We got a little bit of snow in the neighborhood this month with more predicted for January 2nd. I think our neighborhood looks great in white and if I had a sled I would have been racing down the few hills we have. I was surprised more kids weren’t out playing, but these days it seems most stay inside on their computers. Their loss.
The snow melted in a few days so I’m hoping for a lot more next week.
on my front porch
I’m glad my car sits in the garage
hard packed snow with a layer of ice on the top
no work today
walking through the trees
(photos were taken with a Sony A6000……..back to film next week)
Disappointing when a whole roll of film doesn’t come out the way you hoped. I seldom get my exposure times wrong, especially once I started using the Light Meter App on my iPhone. However, it all went wrong with this roll. I decided to make pinhole images of me working on crafts and baking for the holidays. My exposure times were not long enough so I end up with a blue cast on my mostly dark negatives. One of the negatives ended up with hundreds of tiny red dots all over it. Not sure what that’s about. Even with ‘dust removal’ used on my scanner I ended up with even more dust and hairs. Since I am not happy with my results I can’t be bothered removing them in Photoshop. Time to try again.
I just think it is important to share the failures as well as the hits so we can all learn from mistakes.
making cookies with Christmas lights wrapped around me. 11 minute exposure
hand sewing in the media room. 45 minute exposure
I was setting the table in our dining room. 37 minute exposure
Scanning in my office. 26 minute exposure
(all photos were taken using my Zero Image 2000 pinhole camera with Kodak Ektar 100 film and scanned on an Epson V700)
More from the glass plates my husband inherited and I scanned.
When you consider the process of making glass plates you have to wonder how the photographer managed to get the photo of the dog jumping without it being a blurry mess. The exposures were usually long and people had to hold still.
The last plate, at a funeral, is a bit creepy as we don’t usually take photos at funerals, but when this plate was made it was very common to do this. Sometimes the family would pose a deceased family member for one more photo…..even surrounding live family members around a deceased person sitting up in a chair. Oh, I hope I have a plate of that long ago custom.
Sometimes I wipe the dust off the digital camera and make some photos. Since returning to film my poor Canon 5DMkII doesn’t get a lot of use. These flower photos are from my yard this summer.
My husband was lucky enough to inherit some glass plates from his Mom who had a friend whose lodger was once in the entrainment industry. The family’s last name was Goulet, and yes a relative of the singer Robert Goulet. The housemate and three sisters, Golda, Ruby and Pearl, lived together and none ever married. The housemate was once the manager at the Portland Orpheum Theater during vaudeville days. So along with receiving some glass plates we also received some hand written autograph photos which I may share later.
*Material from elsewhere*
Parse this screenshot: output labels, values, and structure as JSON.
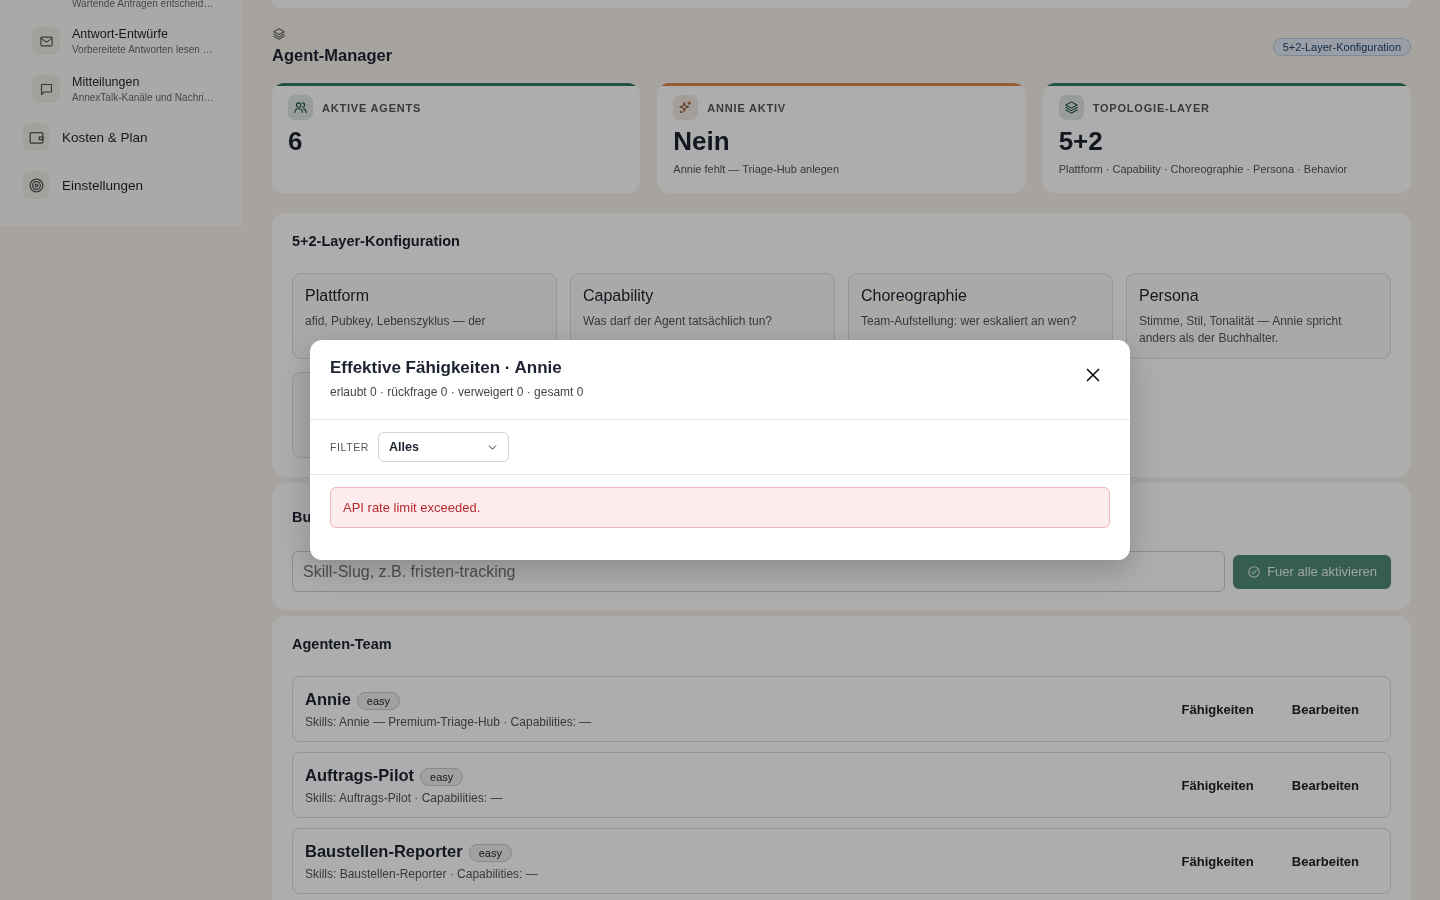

I wish I knew who all the people are in these plates, but I don’t. Still they are interesting to look at especially when you realize that each photo took some time making. Not only were exposures long, but processing was tedious and chemicals were nasty. It’s surprising that any of these glass gems survived since they are at least 100 years old.
I scanned each image on an Epson V700. I had to rest the plate directly on the scanner bed without any film guide. Some are in decent shape while others have degraded somewhat.
We live in an era of information and communication by device, but what do you do when you are out in the country and there is no cell service? You might just find a phone booth when you least expect it. I found a few on my recent trip to Northern California and South Central Oregon.
This one might not get a signal
(all photos were taken with my Hasselblad 500 CM and either Kodak Ektar 100 or Ilford+125. Color processed by Blue Moon Camera and the black and white developed by me at home. Scanned on an Epson V700 flat bed)